Is Lump fast asleep, or rocking out with the band? The year: 1995. Mauled by the grunge animal, the nation embraces a different sound from Seattle — a new leadership — one with eight steel strings to its name and a clutch of songs about kitties, peaches, and lingering last in line for brains. The Presidents of the United States of America hit Mach 2 with their wry punkish platform, and rode it all the way to platinum before quietly disappearing. While the band's sound had fit perfectly into the screwy '90s, it was a novelty memory by the 21st century. Which is too bad, because 2000's under-the-radar LP Freaked Out and Small was pretty damn good, and 2004's Love Everybody is even better.
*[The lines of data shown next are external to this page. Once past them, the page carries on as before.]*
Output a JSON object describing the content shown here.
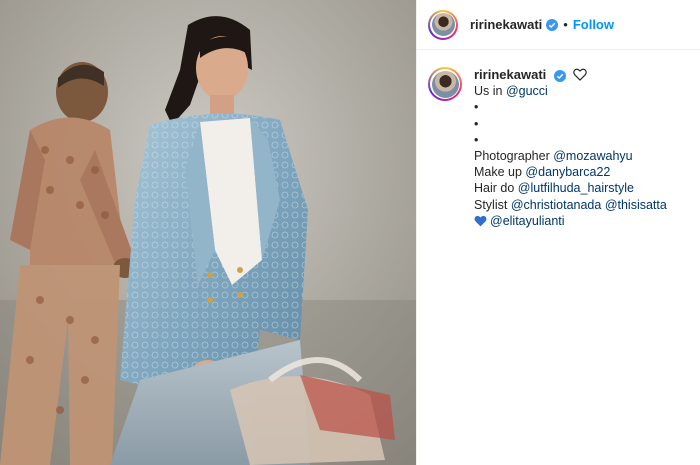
{
  "colors": {
    "accent": "#0095f6",
    "mention": "#00376b",
    "text": "#262626",
    "verified": "#3897f0"
  },
  "header": {
    "username": "ririnekawati",
    "separator": "•",
    "follow_label": "Follow"
  },
  "caption": {
    "username": "ririnekawati",
    "line1_prefix": "Us in ",
    "line1_mention": "@gucci",
    "bullets": [
      "•",
      "•",
      "•"
    ],
    "photographer_label": "Photographer ",
    "photographer_mention": "@mozawahyu",
    "makeup_label": "Make up ",
    "makeup_mention": "@danybarca22",
    "hair_label": "Hair do ",
    "hair_mention": "@lutfilhuda_hairstyle",
    "stylist_label": "Stylist ",
    "stylist_mention1": "@christiotanada",
    "stylist_mention2": "@thisisatta",
    "heart_mention": "@elitayulianti"
  },
  "icons": {
    "verified": "verified-badge-icon",
    "like": "heart-outline-icon",
    "emoji": "blue-heart-emoji"
  }
}
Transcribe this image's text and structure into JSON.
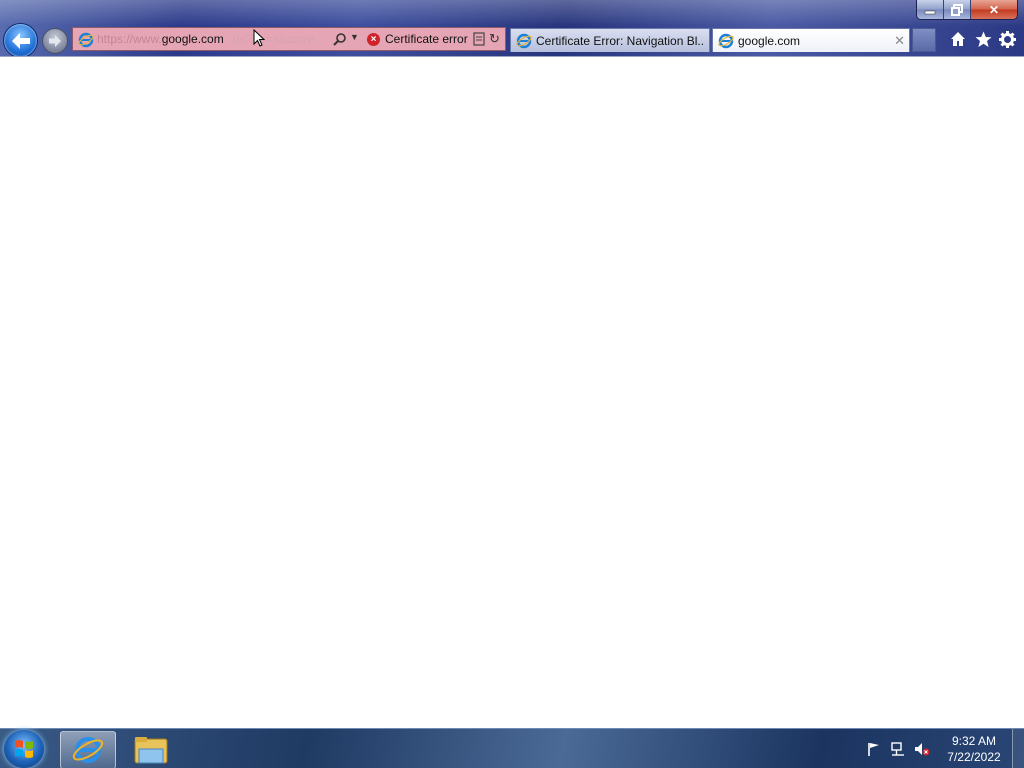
{
  "window": {
    "minimize_label": "",
    "maximize_label": "",
    "close_label": "✕"
  },
  "addressbar": {
    "url_prefix": "https://www.",
    "url_host": "google.com",
    "url_tail": "url?sa=s&dmre",
    "cert_status": "Certificate error",
    "status_color": "#e6a5b5"
  },
  "tabs": [
    {
      "label": "Certificate Error: Navigation Bl...",
      "active": false,
      "icon": "ie-icon"
    },
    {
      "label": "google.com",
      "active": true,
      "icon": "ie-icon",
      "close": "✕"
    }
  ],
  "toolbar": {
    "home_icon": "home-icon",
    "favorites_icon": "star-icon",
    "tools_icon": "gear-icon"
  },
  "taskbar": {
    "start": "windows-orb",
    "apps": [
      {
        "name": "internet-explorer",
        "active": true
      },
      {
        "name": "windows-explorer",
        "active": false
      }
    ],
    "clock": {
      "time": "9:32 AM",
      "date": "7/22/2022"
    },
    "tray": [
      "action-center-flag",
      "network",
      "volume-muted"
    ]
  }
}
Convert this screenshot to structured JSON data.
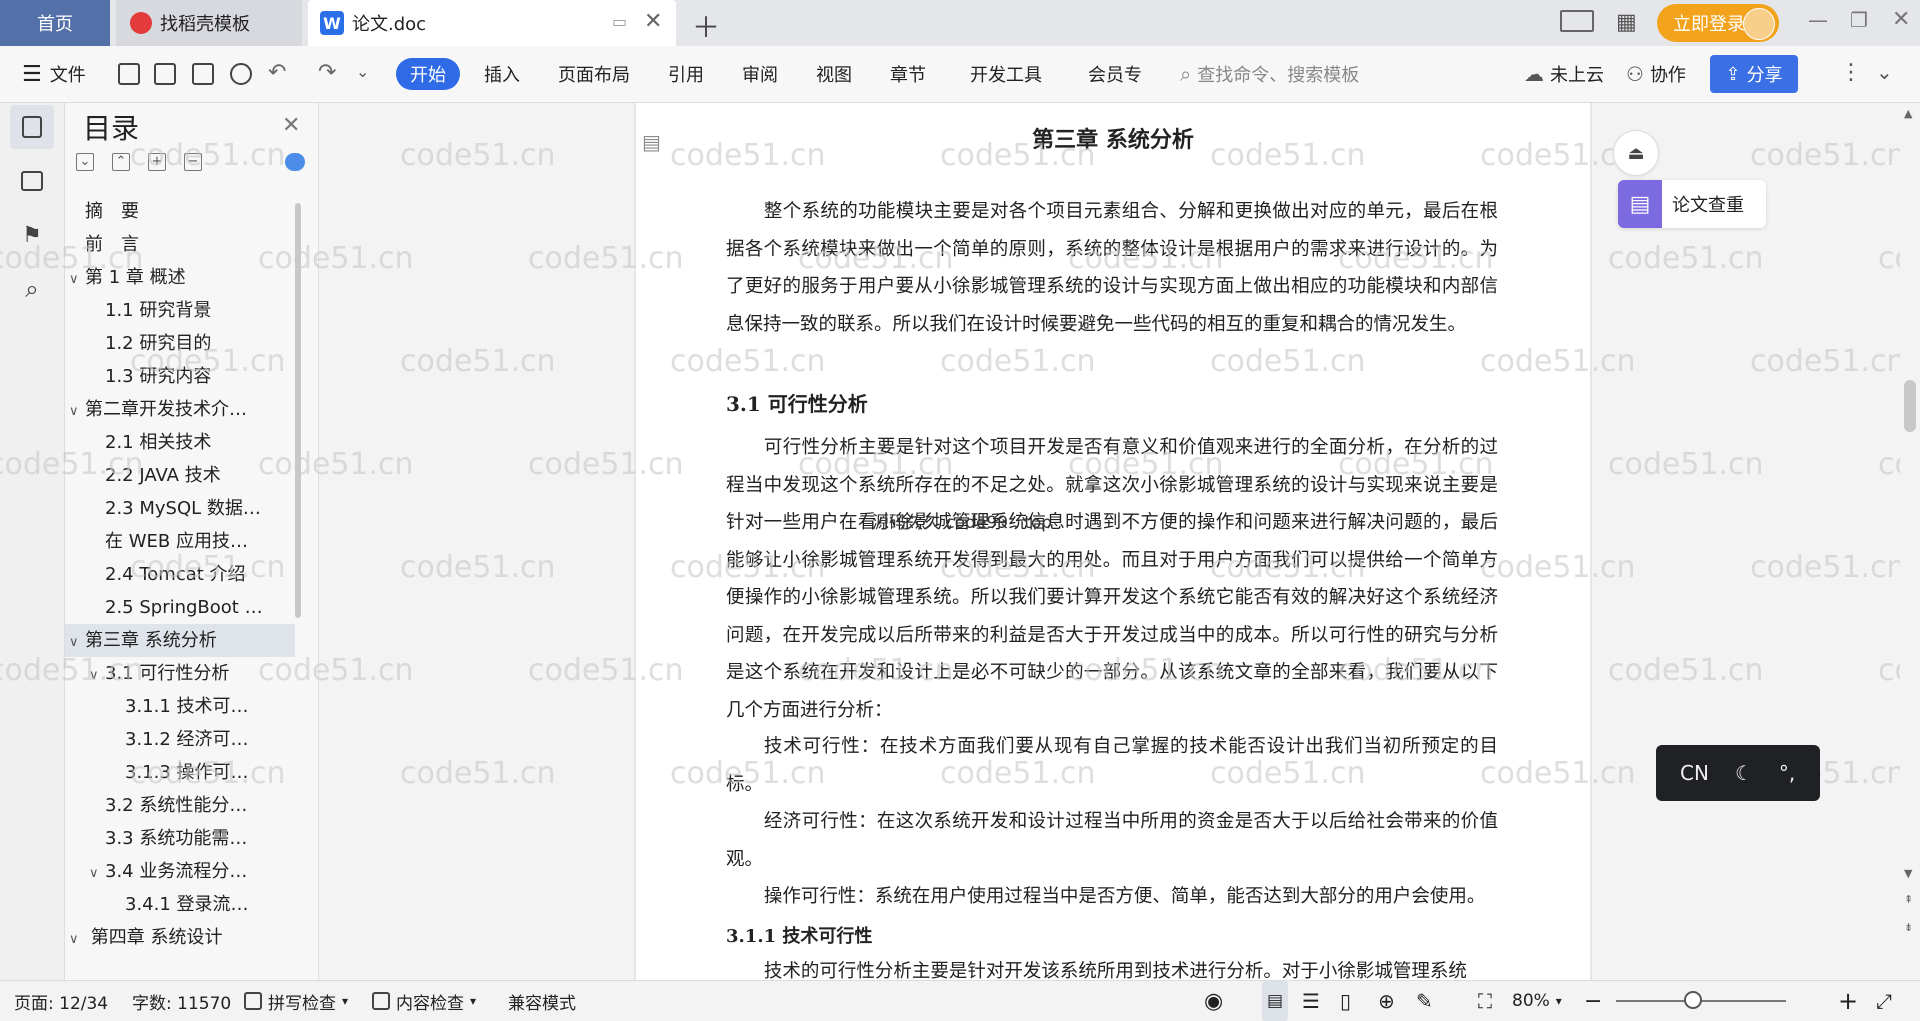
{
  "tabs": {
    "home": "首页",
    "template": "找稻壳模板",
    "doc": "论文.doc",
    "login": "立即登录"
  },
  "toolbar": {
    "file": "文件",
    "menus": [
      "开始",
      "插入",
      "页面布局",
      "引用",
      "审阅",
      "视图",
      "章节",
      "开发工具",
      "会员专"
    ],
    "search_placeholder": "查找命令、搜索模板",
    "cloud": "未上云",
    "collab": "协作",
    "share": "分享"
  },
  "toc": {
    "title": "目录",
    "items": [
      {
        "label": "摘　要",
        "level": 0,
        "caret": ""
      },
      {
        "label": "前　言",
        "level": 0,
        "caret": ""
      },
      {
        "label": "第 1 章  概述",
        "level": 0,
        "caret": "∨"
      },
      {
        "label": "1.1  研究背景",
        "level": 1,
        "caret": ""
      },
      {
        "label": "1.2  研究目的",
        "level": 1,
        "caret": ""
      },
      {
        "label": "1.3  研究内容",
        "level": 1,
        "caret": ""
      },
      {
        "label": "第二章开发技术介…",
        "level": 0,
        "caret": "∨"
      },
      {
        "label": "2.1 相关技术",
        "level": 1,
        "caret": ""
      },
      {
        "label": "2.2  JAVA 技术",
        "level": 1,
        "caret": ""
      },
      {
        "label": "2.3  MySQL 数据…",
        "level": 1,
        "caret": ""
      },
      {
        "label": "在 WEB 应用技…",
        "level": 1,
        "caret": ""
      },
      {
        "label": "2.4  Tomcat 介绍",
        "level": 1,
        "caret": ""
      },
      {
        "label": "2.5  SpringBoot …",
        "level": 1,
        "caret": ""
      },
      {
        "label": "第三章  系统分析",
        "level": 0,
        "caret": "∨",
        "selected": true
      },
      {
        "label": "3.1  可行性分析",
        "level": 1,
        "caret": "∨"
      },
      {
        "label": "3.1.1   技术可…",
        "level": 2,
        "caret": ""
      },
      {
        "label": "3.1.2  经济可…",
        "level": 2,
        "caret": ""
      },
      {
        "label": "3.1.3  操作可…",
        "level": 2,
        "caret": ""
      },
      {
        "label": "3.2  系统性能分…",
        "level": 1,
        "caret": ""
      },
      {
        "label": "3.3  系统功能需…",
        "level": 1,
        "caret": ""
      },
      {
        "label": "3.4  业务流程分…",
        "level": 1,
        "caret": "∨"
      },
      {
        "label": "3.4.1 登录流…",
        "level": 2,
        "caret": ""
      },
      {
        "label": " 第四章  系统设计",
        "level": 0,
        "caret": "∨"
      }
    ]
  },
  "document": {
    "title": "第三章  系统分析",
    "para1": "整个系统的功能模块主要是对各个项目元素组合、分解和更换做出对应的单元，最后在根据各个系统模块来做出一个简单的原则，系统的整体设计是根据用户的需求来进行设计的。为了更好的服务于用户要从小徐影城管理系统的设计与实现方面上做出相应的功能模块和内部信息保持一致的联系。所以我们在设计时候要避免一些代码的相互的重复和耦合的情况发生。",
    "heading1": "3.1  可行性分析",
    "para2": "可行性分析主要是针对这个项目开发是否有意义和价值观来进行的全面分析，在分析的过程当中发现这个系统所存在的不足之处。就拿这次小徐影城管理系统的设计与实现来说主要是针对一些用户在看小徐影城管理系统信息时遇到不方便的操作和问题来进行解决问题的，最后能够让小徐影城管理系统开发得到最大的用处。而且对于用户方面我们可以提供给一个简单方便操作的小徐影城管理系统。所以我们要计算开发这个系统它能否有效的解决好这个系统经济问题，在开发完成以后所带来的利益是否大于开发过成当中的成本。所以可行性的研究与分析是这个系统在开发和设计上是必不可缺少的一部分。从该系统文章的全部来看，我们要从以下几个方面进行分析：",
    "para3": "技术可行性：在技术方面我们要从现有自己掌握的技术能否设计出我们当初所预定的目标。",
    "para4": "经济可行性：在这次系统开发和设计过程当中所用的资金是否大于以后给社会带来的价值观。",
    "para5": "操作可行性：系统在用户使用过程当中是否方便、简单，能否达到大部分的用户会使用。",
    "heading2": "3.1.1   技术可行性",
    "para6": "技术的可行性分析主要是针对开发该系统所用到技术进行分析。对于小徐影城管理系统",
    "overlay": "源码久久 code99 . top",
    "watermark": "code51.cn"
  },
  "right_panel": {
    "check_label": "论文查重",
    "ime": "CN"
  },
  "status": {
    "page": "页面: 12/34",
    "words": "字数: 11570",
    "spell": "拼写检查",
    "content_check": "内容检查",
    "compat": "兼容模式",
    "zoom": "80%",
    "zoom_level": 0.45
  }
}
A little older and rocking the family life, two-string "basitarist" Chris Ballew, guitarist Dave Dederer, and drummer Jason Finn have focused the beam of their wit laser on their tightest melodies yet. The sound's as stripped down as it ever was — dry punk-derived chording with peppy basslines and consistently propulsive drumming. But the new songs' chorus harmonies are more consistently inviting, and the occasional keyboard flourish keeps things interesting. The Presidents have also settled into a sort of sardonic humanism. They still write songs about animal eyes in the gooey darkness ("Munky River"). But "Zero Friction" considers a drum machine as a metaphor for the meaning of life, and "Poke and Destroy" celebrates little boys' universal need to break stuff. "You gotta love everybody," the opening title track directs, "and make 'em feel good about themselves." "Some Postman" is the perfect Presidents song, with its simply effective mix of acoustic and electric guitars and that energetic chorus. But it's also a love song, its quirkiness fueled into clever lyrics about a long-distance relationship. Other Love Everybody highlights include the ruckus-raising "Clean Machine" (dig that fuzzy tone), the almost Spoon-sounding "Vestina," and "Shreds of Boa," which harks back to their 1995 style, but is just a stronger song all around. Love Everybody is an enjoyable and welcome return for the Presidents of the United States. As it turns out, the peaches are even sweeter on the other side.